(0)      Severe:  No visible tongue tip elevation

Total Scores were assigned by adding the protrusion score+ right lateralization score + left lateralization score + elevation score divided by 4.

Scores were 0-100:      

0=severely impaired/totally impaired
25=Severly impaired
50=mild-moderate impairment
100=normal

During this study, tongue strength was measured using the Iowa Oral Performance Instrument.

Jaw range-of-motion was measure using the Therabite jaw range-of-motion measurement discs.

Saliva flow was measured using the Saxon test where the patient was asked to chew a sterile 4×4 piece of gauze for 2 minutes then spit the gauze in a cup.  The gauze was weighed before and after mastication.

The Performance Status Scale was used to determine diet type, speech uderstandability, impact of surgery on ability to eat socially.

Quality of Life was measured using the Eating Assessment Tool-10 (EAT-10), MD Anderson Dysphagia Inventory (MDADI) and Speech Handicap Index (SHI).

The study found that lingual range-of-motion can negatively affect all aspects of a patient’s life and correlates with performance and quality of life.

Lingual Strengthening Using Resistance

Research by Dr. Lazarus and Dr. Robbins has focused heavily on lingual strengthening.  Many of these research articles have proven to us that lingual strengthening using resistance such as an IOPI does increase not only tongue strength and at times, tongue mass, but also improves the overall swallow.  This same research has also shown us that using a tongue depressor is just as effective as a more expensive device.

 The nice thing about these more expensive devices, such as the Iowa Oral Performance Instrument, or IOPI is that they allow visual representation of strength, but also allows you to visually set a goal for your patient.  The IOPI is a box that is attached to a tongue bulb.  The bulb is pushed between the tongue and the palate, the cheeks and the teeth or the lips and the teeth.   It gives you a visual line showing the amount of effort exerted with a number representation.  This not only allows you to track where the patient functions during that session, giving you measurable outcomes to report to insurance, but it also allows you to set a goal for your patient to try to beat.

 Dr. Robbins created a device similar to the IOPI called the Madison Oral Strength Trainer (MOST).  This device has a 5 point piece that fits on the palate with 5 pressure sensors to measure lingual strength with your patient.  This device will cost you nearly $2000.   The MOST is connected to a laptop to track progress and strength of your patient.

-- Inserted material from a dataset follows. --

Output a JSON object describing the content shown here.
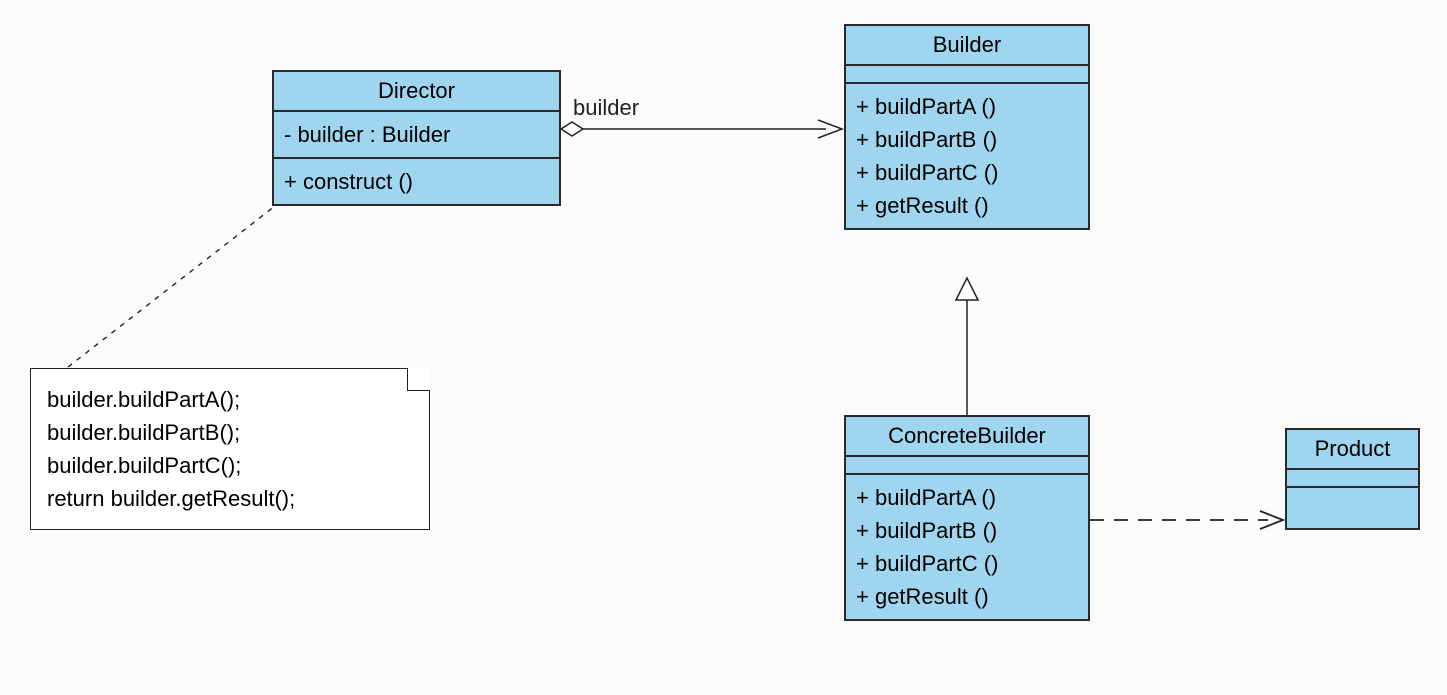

 The creator of TheraSip, those wonderful micro resistant straws I recently blogged about, has created a device called the Tongue Press.  It does not have a fancy computer with it to track or collect data regarding your patient’s strength or progress.  This is a very simple device with 2 clear plastic tubes which can be filled with water, with a red level in the top tube with bulbs on both ends.  After the device is set per instructions (included with the device) the patient puts the tongue bulb between the tongue/palate, lips/teeth or cheek/teeth and squeezes.  Strength can be measured by movement of the red level.  The nice part of this device…..it costs a mere $20.

 While the computers are always nice to have and very functional, if you don’t have $1000-$2000 to spend on a device, you can always use tongue depressors for lingual strengthening or the new Tongue Press.

 The main thing we need to remember is to utilize evidence based practice in our therapy.  There is plenty of evidence base regarding lingual strengthening that we can incorporate into our therapy.

 Lazarus, C. Logemann, J.A., Huang, C.F. and Rademaker, A.W. (2003).  Effects of two types of tongue strengthening exercises in young normals.  Folia Phoniatrica et Logopaedica, 55, 199-205.

 Robbins, J.A., Gangnon, R.F., Theis, S.M., Kays, S.A., Hewitt, A.L., and Hind, J.A. (2005).  The effects of lingual exercise on swallowing in older adults.  Journal of the American Geriatric Society, 53, 1483-1489.

 Robbins, J.A. (2003, March).  Oral strengthening and swallowing outcomes.  Perspectives on Swallowing and Swallowing Disorders, 12, 16-19.